(EXERCISE INSTRUCTIONS): Only an exact repetition of the entries counts as an answer.

(Web page and app entries)
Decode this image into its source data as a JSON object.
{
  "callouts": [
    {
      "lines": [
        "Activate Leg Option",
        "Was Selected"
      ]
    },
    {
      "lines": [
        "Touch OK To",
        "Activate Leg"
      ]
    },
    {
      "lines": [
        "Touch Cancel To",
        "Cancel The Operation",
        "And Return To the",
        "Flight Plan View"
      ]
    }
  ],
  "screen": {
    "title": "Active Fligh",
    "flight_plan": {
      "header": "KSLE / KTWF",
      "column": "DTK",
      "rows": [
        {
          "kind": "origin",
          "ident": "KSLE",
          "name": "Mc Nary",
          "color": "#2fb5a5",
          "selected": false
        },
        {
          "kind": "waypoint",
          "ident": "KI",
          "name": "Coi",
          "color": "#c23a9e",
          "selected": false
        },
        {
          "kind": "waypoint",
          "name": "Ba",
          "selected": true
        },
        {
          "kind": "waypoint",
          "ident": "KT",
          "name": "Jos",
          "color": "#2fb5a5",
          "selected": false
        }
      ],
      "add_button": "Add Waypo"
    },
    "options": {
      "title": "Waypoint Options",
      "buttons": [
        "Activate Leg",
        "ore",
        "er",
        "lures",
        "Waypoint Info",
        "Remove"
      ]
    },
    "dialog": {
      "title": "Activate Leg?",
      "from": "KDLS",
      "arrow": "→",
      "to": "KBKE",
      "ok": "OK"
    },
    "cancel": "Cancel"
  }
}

(RESPONSE AREA):
Decode this image into its source data as a JSON object.
{
  "callouts": [
    {
      "lines": [
        "Activate Leg Option",
        "Was Selected"
      ]
    },
    {
      "lines": [
        "Touch OK To",
        "Activate Leg"
      ]
    },
    {
      "lines": [
        "Touch Cancel To",
        "Cancel The Operation",
        "And Return To the",
        "Flight Plan View"
      ]
    }
  ],
  "screen": {
    "title": "Active Fligh",
    "flight_plan": {
      "header": "KSLE / KTWF",
      "column": "DTK",
      "rows": [
        {
          "kind": "origin",
          "ident": "KSLE",
          "name": "Mc Nary",
          "color": "#2fb5a5",
          "selected": false
        },
        {
          "kind": "waypoint",
          "ident": "KI",
          "name": "Coi",
          "color": "#c23a9e",
          "selected": false
        },
        {
          "kind": "waypoint",
          "name": "Ba",
          "selected": true
        },
        {
          "kind": "waypoint",
          "ident": "KT",
          "name": "Jos",
          "color": "#2fb5a5",
          "selected": false
        }
      ],
      "add_button": "Add Waypo"
    },
    "options": {
      "title": "Waypoint Options",
      "buttons": [
        "Activate Leg",
        "ore",
        "er",
        "lures",
        "Waypoint Info",
        "Remove"
      ]
    },
    "dialog": {
      "title": "Activate Leg?",
      "from": "KDLS",
      "arrow": "→",
      "to": "KBKE",
      "ok": "OK"
    },
    "cancel": "Cancel"
  }
}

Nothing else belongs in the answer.